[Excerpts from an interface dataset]
++++
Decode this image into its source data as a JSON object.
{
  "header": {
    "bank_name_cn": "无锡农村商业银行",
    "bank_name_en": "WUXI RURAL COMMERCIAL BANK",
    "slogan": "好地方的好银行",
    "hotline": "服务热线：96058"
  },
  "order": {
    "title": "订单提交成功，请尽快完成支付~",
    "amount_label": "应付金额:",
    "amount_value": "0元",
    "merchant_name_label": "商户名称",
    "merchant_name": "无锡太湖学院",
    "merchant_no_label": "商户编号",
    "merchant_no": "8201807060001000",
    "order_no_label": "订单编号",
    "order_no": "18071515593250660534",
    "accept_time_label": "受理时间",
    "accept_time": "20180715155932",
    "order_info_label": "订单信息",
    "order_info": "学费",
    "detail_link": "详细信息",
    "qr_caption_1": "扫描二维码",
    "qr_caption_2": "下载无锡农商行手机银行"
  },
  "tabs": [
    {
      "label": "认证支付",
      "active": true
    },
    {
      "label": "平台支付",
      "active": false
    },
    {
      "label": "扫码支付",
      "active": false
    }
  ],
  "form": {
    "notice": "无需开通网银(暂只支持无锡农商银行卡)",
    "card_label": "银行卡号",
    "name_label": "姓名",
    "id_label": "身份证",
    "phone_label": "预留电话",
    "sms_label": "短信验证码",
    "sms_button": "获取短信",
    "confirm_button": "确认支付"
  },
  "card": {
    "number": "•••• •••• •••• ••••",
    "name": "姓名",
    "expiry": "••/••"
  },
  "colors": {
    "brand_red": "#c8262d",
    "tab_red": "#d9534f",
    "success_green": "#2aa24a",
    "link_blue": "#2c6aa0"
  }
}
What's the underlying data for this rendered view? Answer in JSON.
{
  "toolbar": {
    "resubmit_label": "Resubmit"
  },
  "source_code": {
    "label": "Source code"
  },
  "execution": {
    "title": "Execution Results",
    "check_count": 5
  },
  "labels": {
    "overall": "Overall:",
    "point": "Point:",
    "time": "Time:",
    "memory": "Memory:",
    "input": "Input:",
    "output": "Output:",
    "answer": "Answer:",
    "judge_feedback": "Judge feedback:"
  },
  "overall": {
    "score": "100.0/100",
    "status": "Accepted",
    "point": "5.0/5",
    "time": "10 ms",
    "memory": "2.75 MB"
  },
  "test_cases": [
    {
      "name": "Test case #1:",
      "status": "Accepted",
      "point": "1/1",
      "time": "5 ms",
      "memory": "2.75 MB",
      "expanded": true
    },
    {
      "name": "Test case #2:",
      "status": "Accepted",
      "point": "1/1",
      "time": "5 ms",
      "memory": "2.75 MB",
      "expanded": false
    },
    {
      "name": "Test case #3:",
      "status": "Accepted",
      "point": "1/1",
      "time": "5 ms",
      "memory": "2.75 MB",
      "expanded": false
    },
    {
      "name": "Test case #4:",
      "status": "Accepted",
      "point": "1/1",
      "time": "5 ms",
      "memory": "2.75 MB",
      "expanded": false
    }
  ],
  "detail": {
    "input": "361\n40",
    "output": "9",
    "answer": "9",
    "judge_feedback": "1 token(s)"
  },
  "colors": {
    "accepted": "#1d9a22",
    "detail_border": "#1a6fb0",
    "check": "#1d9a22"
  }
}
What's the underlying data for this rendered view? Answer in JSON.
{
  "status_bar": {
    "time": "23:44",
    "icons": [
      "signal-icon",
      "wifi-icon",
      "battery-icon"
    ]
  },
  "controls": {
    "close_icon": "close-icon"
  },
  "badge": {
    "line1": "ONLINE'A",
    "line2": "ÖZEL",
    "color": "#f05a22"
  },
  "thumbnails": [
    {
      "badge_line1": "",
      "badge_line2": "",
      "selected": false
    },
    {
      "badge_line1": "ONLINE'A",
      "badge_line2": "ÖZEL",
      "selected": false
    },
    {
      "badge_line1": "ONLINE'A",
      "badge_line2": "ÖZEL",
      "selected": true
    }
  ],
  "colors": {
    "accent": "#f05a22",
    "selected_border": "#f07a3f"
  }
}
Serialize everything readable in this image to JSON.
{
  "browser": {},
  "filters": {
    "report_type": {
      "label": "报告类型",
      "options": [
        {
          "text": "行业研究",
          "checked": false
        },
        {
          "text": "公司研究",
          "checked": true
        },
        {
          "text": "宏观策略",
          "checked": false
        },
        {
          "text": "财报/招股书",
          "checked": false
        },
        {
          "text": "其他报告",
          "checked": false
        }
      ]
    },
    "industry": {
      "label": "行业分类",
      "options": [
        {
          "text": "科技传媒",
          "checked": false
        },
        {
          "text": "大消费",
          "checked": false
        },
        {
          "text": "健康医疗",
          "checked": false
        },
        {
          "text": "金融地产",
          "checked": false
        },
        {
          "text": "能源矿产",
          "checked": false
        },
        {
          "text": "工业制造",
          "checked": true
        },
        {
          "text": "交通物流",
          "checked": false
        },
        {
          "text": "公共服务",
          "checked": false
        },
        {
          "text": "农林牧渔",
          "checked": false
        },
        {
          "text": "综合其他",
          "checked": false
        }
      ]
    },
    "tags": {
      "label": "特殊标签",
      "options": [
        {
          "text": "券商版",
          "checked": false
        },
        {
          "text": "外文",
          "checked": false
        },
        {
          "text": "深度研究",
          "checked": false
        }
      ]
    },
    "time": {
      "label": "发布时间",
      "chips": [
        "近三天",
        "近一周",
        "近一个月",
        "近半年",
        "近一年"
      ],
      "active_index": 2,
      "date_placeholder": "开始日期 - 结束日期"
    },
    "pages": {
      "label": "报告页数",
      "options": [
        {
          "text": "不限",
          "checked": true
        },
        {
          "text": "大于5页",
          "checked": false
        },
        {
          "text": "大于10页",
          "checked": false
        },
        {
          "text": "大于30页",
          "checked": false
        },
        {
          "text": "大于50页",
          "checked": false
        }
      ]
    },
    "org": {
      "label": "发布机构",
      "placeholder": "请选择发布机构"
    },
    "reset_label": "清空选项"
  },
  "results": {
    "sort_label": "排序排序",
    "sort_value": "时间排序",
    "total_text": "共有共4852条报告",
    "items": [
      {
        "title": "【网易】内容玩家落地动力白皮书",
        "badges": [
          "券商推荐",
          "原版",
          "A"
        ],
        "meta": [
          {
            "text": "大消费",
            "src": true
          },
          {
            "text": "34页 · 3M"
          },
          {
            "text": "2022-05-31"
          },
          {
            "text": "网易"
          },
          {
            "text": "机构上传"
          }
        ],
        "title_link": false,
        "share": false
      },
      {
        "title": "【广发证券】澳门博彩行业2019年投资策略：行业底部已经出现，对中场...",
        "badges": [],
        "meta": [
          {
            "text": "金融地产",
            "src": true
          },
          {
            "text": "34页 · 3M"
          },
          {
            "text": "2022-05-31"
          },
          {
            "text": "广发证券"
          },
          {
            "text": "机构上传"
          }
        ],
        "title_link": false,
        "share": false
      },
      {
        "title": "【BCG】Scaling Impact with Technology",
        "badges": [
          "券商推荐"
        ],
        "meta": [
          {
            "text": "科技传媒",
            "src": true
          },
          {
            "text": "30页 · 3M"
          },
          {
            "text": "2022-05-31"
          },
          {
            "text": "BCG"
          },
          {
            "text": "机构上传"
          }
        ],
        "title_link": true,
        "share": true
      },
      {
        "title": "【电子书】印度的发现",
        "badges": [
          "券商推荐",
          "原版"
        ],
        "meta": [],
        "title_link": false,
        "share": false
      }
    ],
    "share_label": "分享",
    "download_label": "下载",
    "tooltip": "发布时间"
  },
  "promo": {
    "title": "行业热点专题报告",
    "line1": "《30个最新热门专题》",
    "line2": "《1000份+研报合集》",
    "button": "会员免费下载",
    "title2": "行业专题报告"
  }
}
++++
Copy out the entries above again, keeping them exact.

Decode this image into its source data as a JSON object.
{
  "header": {
    "bank_name_cn": "无锡农村商业银行",
    "bank_name_en": "WUXI RURAL COMMERCIAL BANK",
    "slogan": "好地方的好银行",
    "hotline": "服务热线：96058"
  },
  "order": {
    "title": "订单提交成功，请尽快完成支付~",
    "amount_label": "应付金额:",
    "amount_value": "0元",
    "merchant_name_label": "商户名称",
    "merchant_name": "无锡太湖学院",
    "merchant_no_label": "商户编号",
    "merchant_no": "8201807060001000",
    "order_no_label": "订单编号",
    "order_no": "18071515593250660534",
    "accept_time_label": "受理时间",
    "accept_time": "20180715155932",
    "order_info_label": "订单信息",
    "order_info": "学费",
    "detail_link": "详细信息",
    "qr_caption_1": "扫描二维码",
    "qr_caption_2": "下载无锡农商行手机银行"
  },
  "tabs": [
    {
      "label": "认证支付",
      "active": true
    },
    {
      "label": "平台支付",
      "active": false
    },
    {
      "label": "扫码支付",
      "active": false
    }
  ],
  "form": {
    "notice": "无需开通网银(暂只支持无锡农商银行卡)",
    "card_label": "银行卡号",
    "name_label": "姓名",
    "id_label": "身份证",
    "phone_label": "预留电话",
    "sms_label": "短信验证码",
    "sms_button": "获取短信",
    "confirm_button": "确认支付"
  },
  "card": {
    "number": "•••• •••• •••• ••••",
    "name": "姓名",
    "expiry": "••/••"
  },
  "colors": {
    "brand_red": "#c8262d",
    "tab_red": "#d9534f",
    "success_green": "#2aa24a",
    "link_blue": "#2c6aa0"
  }
}
What's the underlying data for this rendered view? Answer in JSON.
{
  "toolbar": {
    "resubmit_label": "Resubmit"
  },
  "source_code": {
    "label": "Source code"
  },
  "execution": {
    "title": "Execution Results",
    "check_count": 5
  },
  "labels": {
    "overall": "Overall:",
    "point": "Point:",
    "time": "Time:",
    "memory": "Memory:",
    "input": "Input:",
    "output": "Output:",
    "answer": "Answer:",
    "judge_feedback": "Judge feedback:"
  },
  "overall": {
    "score": "100.0/100",
    "status": "Accepted",
    "point": "5.0/5",
    "time": "10 ms",
    "memory": "2.75 MB"
  },
  "test_cases": [
    {
      "name": "Test case #1:",
      "status": "Accepted",
      "point": "1/1",
      "time": "5 ms",
      "memory": "2.75 MB",
      "expanded": true
    },
    {
      "name": "Test case #2:",
      "status": "Accepted",
      "point": "1/1",
      "time": "5 ms",
      "memory": "2.75 MB",
      "expanded": false
    },
    {
      "name": "Test case #3:",
      "status": "Accepted",
      "point": "1/1",
      "time": "5 ms",
      "memory": "2.75 MB",
      "expanded": false
    },
    {
      "name": "Test case #4:",
      "status": "Accepted",
      "point": "1/1",
      "time": "5 ms",
      "memory": "2.75 MB",
      "expanded": false
    }
  ],
  "detail": {
    "input": "361\n40",
    "output": "9",
    "answer": "9",
    "judge_feedback": "1 token(s)"
  },
  "colors": {
    "accepted": "#1d9a22",
    "detail_border": "#1a6fb0",
    "check": "#1d9a22"
  }
}
What's the underlying data for this rendered view? Answer in JSON.
{
  "status_bar": {
    "time": "23:44",
    "icons": [
      "signal-icon",
      "wifi-icon",
      "battery-icon"
    ]
  },
  "controls": {
    "close_icon": "close-icon"
  },
  "badge": {
    "line1": "ONLINE'A",
    "line2": "ÖZEL",
    "color": "#f05a22"
  },
  "thumbnails": [
    {
      "badge_line1": "",
      "badge_line2": "",
      "selected": false
    },
    {
      "badge_line1": "ONLINE'A",
      "badge_line2": "ÖZEL",
      "selected": false
    },
    {
      "badge_line1": "ONLINE'A",
      "badge_line2": "ÖZEL",
      "selected": true
    }
  ],
  "colors": {
    "accent": "#f05a22",
    "selected_border": "#f07a3f"
  }
}
Serialize everything readable in this image to JSON.
{
  "browser": {},
  "filters": {
    "report_type": {
      "label": "报告类型",
      "options": [
        {
          "text": "行业研究",
          "checked": false
        },
        {
          "text": "公司研究",
          "checked": true
        },
        {
          "text": "宏观策略",
          "checked": false
        },
        {
          "text": "财报/招股书",
          "checked": false
        },
        {
          "text": "其他报告",
          "checked": false
        }
      ]
    },
    "industry": {
      "label": "行业分类",
      "options": [
        {
          "text": "科技传媒",
          "checked": false
        },
        {
          "text": "大消费",
          "checked": false
        },
        {
          "text": "健康医疗",
          "checked": false
        },
        {
          "text": "金融地产",
          "checked": false
        },
        {
          "text": "能源矿产",
          "checked": false
        },
        {
          "text": "工业制造",
          "checked": true
        },
        {
          "text": "交通物流",
          "checked": false
        },
        {
          "text": "公共服务",
          "checked": false
        },
        {
          "text": "农林牧渔",
          "checked": false
        },
        {
          "text": "综合其他",
          "checked": false
        }
      ]
    },
    "tags": {
      "label": "特殊标签",
      "options": [
        {
          "text": "券商版",
          "checked": false
        },
        {
          "text": "外文",
          "checked": false
        },
        {
          "text": "深度研究",
          "checked": false
        }
      ]
    },
    "time": {
      "label": "发布时间",
      "chips": [
        "近三天",
        "近一周",
        "近一个月",
        "近半年",
        "近一年"
      ],
      "active_index": 2,
      "date_placeholder": "开始日期 - 结束日期"
    },
    "pages": {
      "label": "报告页数",
      "options": [
        {
          "text": "不限",
          "checked": true
        },
        {
          "text": "大于5页",
          "checked": false
        },
        {
          "text": "大于10页",
          "checked": false
        },
        {
          "text": "大于30页",
          "checked": false
        },
        {
          "text": "大于50页",
          "checked": false
        }
      ]
    },
    "org": {
      "label": "发布机构",
      "placeholder": "请选择发布机构"
    },
    "reset_label": "清空选项"
  },
  "results": {
    "sort_label": "排序排序",
    "sort_value": "时间排序",
    "total_text": "共有共4852条报告",
    "items": [
      {
        "title": "【网易】内容玩家落地动力白皮书",
        "badges": [
          "券商推荐",
          "原版",
          "A"
        ],
        "meta": [
          {
            "text": "大消费",
            "src": true
          },
          {
            "text": "34页 · 3M"
          },
          {
            "text": "2022-05-31"
          },
          {
            "text": "网易"
          },
          {
            "text": "机构上传"
          }
        ],
        "title_link": false,
        "share": false
      },
      {
        "title": "【广发证券】澳门博彩行业2019年投资策略：行业底部已经出现，对中场...",
        "badges": [],
        "meta": [
          {
            "text": "金融地产",
            "src": true
          },
          {
            "text": "34页 · 3M"
          },
          {
            "text": "2022-05-31"
          },
          {
            "text": "广发证券"
          },
          {
            "text": "机构上传"
          }
        ],
        "title_link": false,
        "share": false
      },
      {
        "title": "【BCG】Scaling Impact with Technology",
        "badges": [
          "券商推荐"
        ],
        "meta": [
          {
            "text": "科技传媒",
            "src": true
          },
          {
            "text": "30页 · 3M"
          },
          {
            "text": "2022-05-31"
          },
          {
            "text": "BCG"
          },
          {
            "text": "机构上传"
          }
        ],
        "title_link": true,
        "share": true
      },
      {
        "title": "【电子书】印度的发现",
        "badges": [
          "券商推荐",
          "原版"
        ],
        "meta": [],
        "title_link": false,
        "share": false
      }
    ],
    "share_label": "分享",
    "download_label": "下载",
    "tooltip": "发布时间"
  },
  "promo": {
    "title": "行业热点专题报告",
    "line1": "《30个最新热门专题》",
    "line2": "《1000份+研报合集》",
    "button": "会员免费下载",
    "title2": "行业专题报告"
  }
}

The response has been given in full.